We can now approach this by directly searching for the integers (this solution) or brute forcing all of the cases (next solution):
We can match up the greatest integer functions with one of the partitions of the integer. If we let then we get the solution ; now consider when : , , , . But according to this the maximum we can get is , so we only need to try the first 6 numbers.
- : Easily possible, for example try plugging in .
- : Also simple, for example using .
- : The partition must either be or . If , then , but then ; not possible; and vice versa to show that the latter partition doesn't work. So we cannot obtain .
- : We can partition as , and from the previous case we see that works.
- : We can partition as , from which we find that works.
- : We can partition as , from which we find that works.
Out of these 6 cases, only 3 fails. So between 1 and 10 we can reach only the integers ; hence our solution is .
Solution 2
As we change the value of , the value of our expression changes only when crosses rational number of the form , where is divisible by 2, 4, 6 or 8. Thus, we need only see what happens at the numbers of the form . This gives us 24 calculations to make; we summarize the results here:

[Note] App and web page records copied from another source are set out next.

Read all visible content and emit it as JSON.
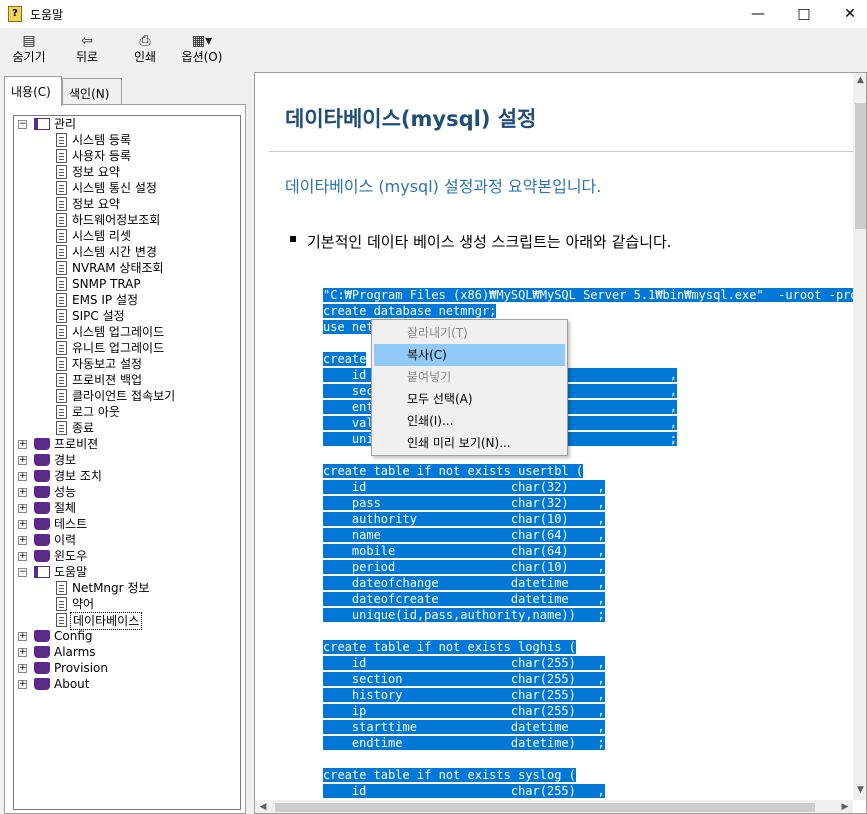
{
  "window": {
    "title": "도움말"
  },
  "toolbar": [
    {
      "label": "숨기기",
      "icon": "hide-icon"
    },
    {
      "label": "뒤로",
      "icon": "back-icon"
    },
    {
      "label": "인쇄",
      "icon": "print-icon"
    },
    {
      "label": "옵션(O)",
      "icon": "options-icon"
    }
  ],
  "tabs": {
    "contents": "내용(C)",
    "index": "색인(N)"
  },
  "tree": {
    "manage": "관리",
    "manage_children": [
      "시스템 등록",
      "사용자 등록",
      "정보 요약",
      "시스템 통신 설정",
      "정보 요약",
      "하드웨어정보조회",
      "시스템 리셋",
      "시스템 시간 변경",
      "NVRAM 상태조회",
      "SNMP TRAP",
      "EMS IP 설정",
      "SIPC 설정",
      "시스템 업그레이드",
      "유니트 업그레이드",
      "자동보고 설정",
      "프로비젼 백업",
      "클라이언트 접속보기",
      "로그 아웃",
      "종료"
    ],
    "mid_books": [
      "프로비젼",
      "경보",
      "경보 조치",
      "성능",
      "절체",
      "테스트",
      "이력",
      "윈도우"
    ],
    "help": "도움말",
    "help_children": [
      "NetMngr 정보",
      "약어",
      "데이타베이스"
    ],
    "bottom_books": [
      "Config",
      "Alarms",
      "Provision",
      "About"
    ]
  },
  "content": {
    "heading": "데이타베이스(mysql) 설정",
    "subtitle": "데이타베이스 (mysql) 설정과정 요약본입니다.",
    "bullet": "기본적인 데이타 베이스 생성 스크립트는 아래와 같습니다.",
    "code_blocks": [
      [
        "\"C:₩Program Files (x86)₩MySQL₩MySQL Server 5.1₩bin₩mysql.exe\"  -uroot -proot",
        "create database netmngr;",
        "use net"
      ],
      [
        "create",
        "    id                                          ,",
        "    sec                                         ,",
        "    ent                                         ,",
        "    val                                         ,",
        "    uni                                         ;"
      ],
      [
        "create table if not exists usertbl (",
        "    id                    char(32)    ,",
        "    pass                  char(32)    ,",
        "    authority             char(10)    ,",
        "    name                  char(64)    ,",
        "    mobile                char(64)    ,",
        "    period                char(10)    ,",
        "    dateofchange          datetime    ,",
        "    dateofcreate          datetime    ,",
        "    unique(id,pass,authority,name))   ;"
      ],
      [
        "create table if not exists loghis (",
        "    id                    char(255)   ,",
        "    section               char(255)   ,",
        "    history               char(255)   ,",
        "    ip                    char(255)   ,",
        "    starttime             datetime    ,",
        "    endtime               datetime)   ;"
      ],
      [
        "create table if not exists syslog (",
        "    id                    char(255)   ,"
      ]
    ]
  },
  "context_menu": [
    {
      "label": "잘라내기(T)",
      "enabled": false
    },
    {
      "label": "복사(C)",
      "enabled": true,
      "highlighted": true
    },
    {
      "label": "붙여넣기",
      "enabled": false
    },
    {
      "label": "모두 선택(A)",
      "enabled": true
    },
    {
      "label": "인쇄(I)...",
      "enabled": true
    },
    {
      "label": "인쇄 미리 보기(N)...",
      "enabled": true
    }
  ]
}
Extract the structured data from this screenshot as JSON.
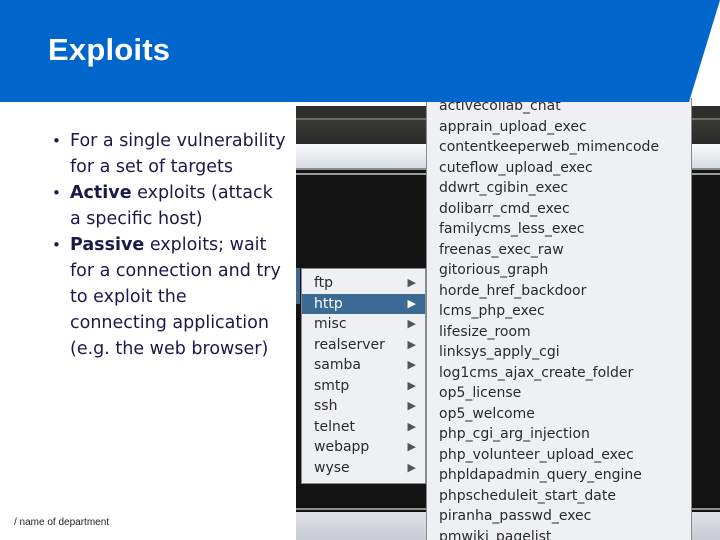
{
  "slide": {
    "title": "Exploits",
    "footer": "/ name of department"
  },
  "bullets": [
    {
      "bold": "",
      "text": "For a single vulnerability for a set of targets"
    },
    {
      "bold": "Active",
      "text": " exploits (attack a specific host)"
    },
    {
      "bold": "Passive",
      "text": " exploits; wait for a connection and try to exploit the connecting application (e.g. the web browser)"
    }
  ],
  "category_menu": {
    "selected": "http",
    "items": [
      {
        "label": "ftp",
        "icon": "submenu-arrow-icon"
      },
      {
        "label": "http",
        "icon": "submenu-arrow-icon"
      },
      {
        "label": "misc",
        "icon": "submenu-arrow-icon"
      },
      {
        "label": "realserver",
        "icon": "submenu-arrow-icon"
      },
      {
        "label": "samba",
        "icon": "submenu-arrow-icon"
      },
      {
        "label": "smtp",
        "icon": "submenu-arrow-icon"
      },
      {
        "label": "ssh",
        "icon": "submenu-arrow-icon"
      },
      {
        "label": "telnet",
        "icon": "submenu-arrow-icon"
      },
      {
        "label": "webapp",
        "icon": "submenu-arrow-icon"
      },
      {
        "label": "wyse",
        "icon": "submenu-arrow-icon"
      }
    ],
    "arrow_glyph": "▶"
  },
  "exploit_menu": {
    "items": [
      "activecollab_chat",
      "apprain_upload_exec",
      "contentkeeperweb_mimencode",
      "cuteflow_upload_exec",
      "ddwrt_cgibin_exec",
      "dolibarr_cmd_exec",
      "familycms_less_exec",
      "freenas_exec_raw",
      "gitorious_graph",
      "horde_href_backdoor",
      "lcms_php_exec",
      "lifesize_room",
      "linksys_apply_cgi",
      "log1cms_ajax_create_folder",
      "op5_license",
      "op5_welcome",
      "php_cgi_arg_injection",
      "php_volunteer_upload_exec",
      "phpldapadmin_query_engine",
      "phpscheduleit_start_date",
      "piranha_passwd_exec",
      "pmwiki_pagelist"
    ]
  },
  "colors": {
    "header_blue": "#0066cc",
    "selection_blue": "#3b6a95",
    "menu_bg": "#eff0f4",
    "bullet_text": "#1a1a4a"
  }
}
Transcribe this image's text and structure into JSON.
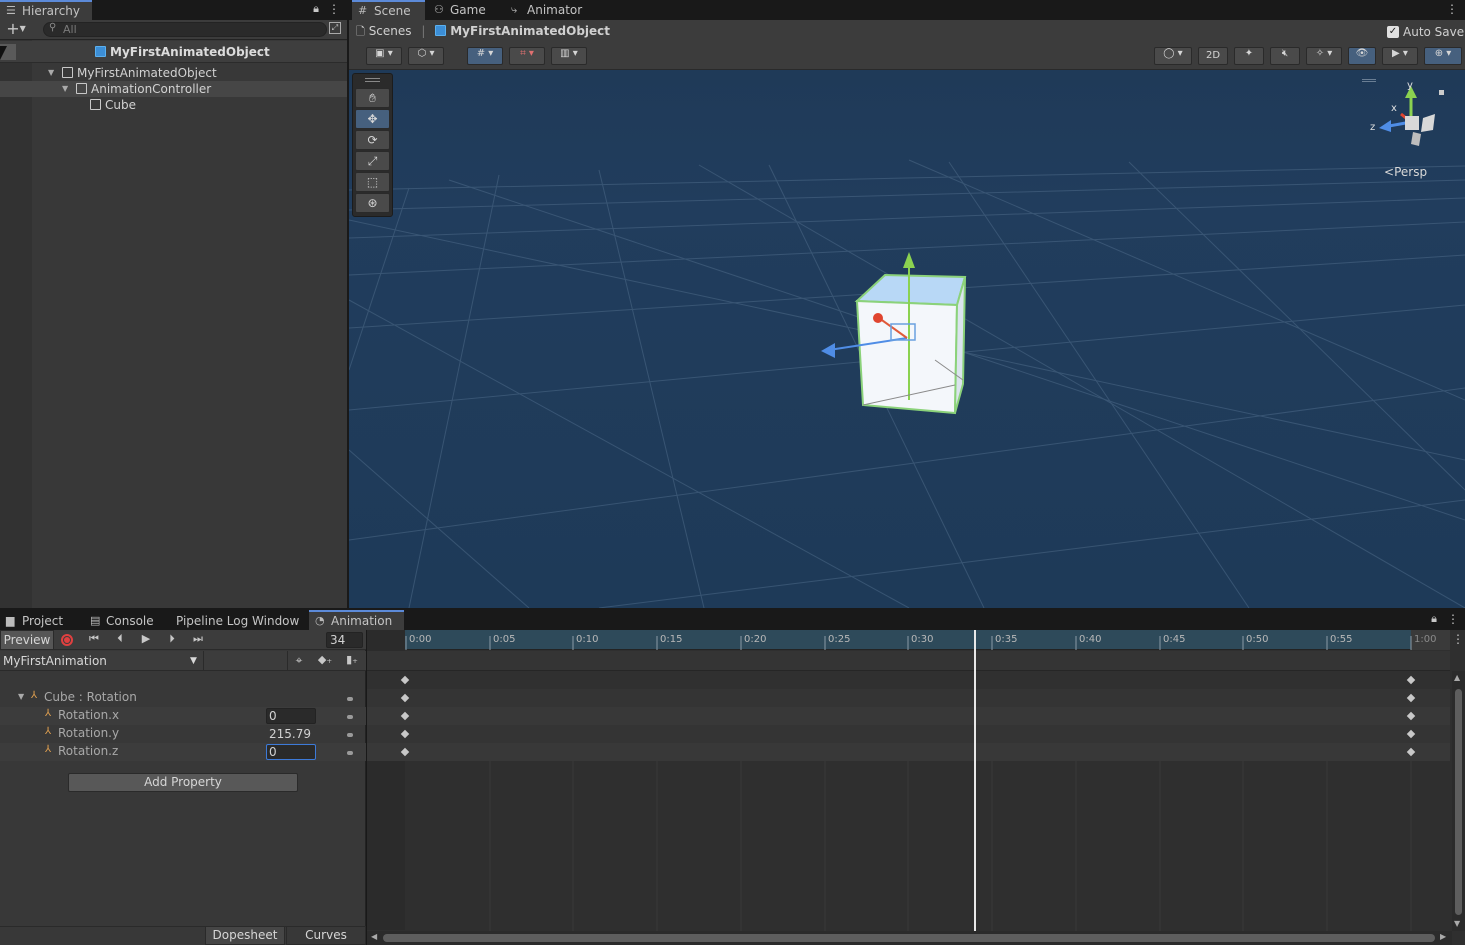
{
  "hierarchy": {
    "tab_label": "Hierarchy",
    "search_placeholder": "All",
    "scene_root": "MyFirstAnimatedObject",
    "items": [
      "MyFirstAnimatedObject",
      "AnimationController",
      "Cube"
    ]
  },
  "scene_tabs": [
    "Scene",
    "Game",
    "Animator"
  ],
  "breadcrumb": {
    "root": "Scenes",
    "current": "MyFirstAnimatedObject"
  },
  "auto_save_label": "Auto Save",
  "toolbar": {
    "mode_2d": "2D"
  },
  "gizmo": {
    "y": "y",
    "x": "x",
    "z": "z",
    "projection": "Persp"
  },
  "bottom_tabs": [
    "Project",
    "Console",
    "Pipeline Log Window",
    "Animation"
  ],
  "animation": {
    "preview_label": "Preview",
    "frame": "34",
    "clip": "MyFirstAnimation",
    "property_group": "Cube : Rotation",
    "properties": [
      {
        "name": "Rotation.x",
        "value": "0"
      },
      {
        "name": "Rotation.y",
        "value": "215.79"
      },
      {
        "name": "Rotation.z",
        "value": "0"
      }
    ],
    "add_property": "Add Property",
    "dopesheet": "Dopesheet",
    "curves": "Curves",
    "ruler": [
      "0:00",
      "0:05",
      "0:10",
      "0:15",
      "0:20",
      "0:25",
      "0:30",
      "0:35",
      "0:40",
      "0:45",
      "0:50",
      "0:55",
      "1:00"
    ]
  }
}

Thus, we hit 12 of the first 20 integers and so we hit of the first .
Solution 2 Shortcut
Because are all multiples of , we can speed things up. We only need to check up to , and the rest should repeat. As shown before, we hit 6 integers () from to . Similarly, this should repeat 100 times, for
Solution 3
Recall from Hermite's Identity that . Then we can rewrite . There are terms here (we don't actually have to write all of it out; we can just see where there will be duplicates and subtract accordingly from ). Starting from every integer , we can keep adding to achieve one higher value for each of these terms, but after raising the last term, we will have raised the whole sum by while only achieving of those values. We can conveniently shift the (since it can be achieved) to the position of the so that there are only complete cycles of , and the answer is .
Solution 4
Imagine that we increase from to . At the beginning, the value of our expression is , at the end it is . How many integers between and did we skip? We skip some integers precisely at those points where at least two of , , , and become integers at the same time.
Obviously, for and all four values become integers at the same time, hence we skip three integers at each of these locations. Additionally, for and the values and become integers at the same time, hence we skip one integer at each of the locations.
Therefore for we skip a total of integers. As in Solution 2, we conclude that we hit of the integers from to , and so we hit of the first .
Solution 5
Let then Similar to the previous solutions, the value of changes when , where , . Using Euler's Totient Function to obtain different values for . (note that here Euler's Totient Function counts the number of where , are relatively prime so that the values of won't overlap.).
Thus if can be expressed as , then for some non-negative integers , , where there are values for .
Exclusively, there are values for in the range , or ordered pairs .
If , , which includes ordered pairs.
If , , which includes ordered pair.
In total, there are values for .
~ Nafer
Solution 6
To simplify the question, let . Then, the expression in the question becomes .
Let represent the non-integer part of (For example, ). Then,
Since is always an integer, will be a multiple of 10. Thus, we look for the range of the other part of the expression. We will be able to reach the same numbers when ranges from to , because the curly brackets () gets rid of any integer part. Let the combined integer part of , , and be (In other words, ). Then,
The maximum value of will be when is slightly less than , which means . As increases from to , will increase whenever , , or is an integer, which happens when hits one of the numbers in the set . When reaches , both and will be an integer, so will increase by . For all the other numbers in the set, increases by since only number in the set will be an integer. Thus, the possible values of are .
Finally, looking back at the original expression, we plug in to get a multiple of plus any number in . Thus, we hit all numbers ending in , of which there are .
~Owen1204
See also
1985 AIME (Problems • Answer Key • Resources) | ||
Preceded by Problem 9 |
Followed by Problem 11 | |
1 • 2 • 3 • 4 • 5 • 6 • 7 • 8 • 9 • 10 • 11 • 12 • 13 • 14 • 15 | ||
All AIME Problems and Solutions |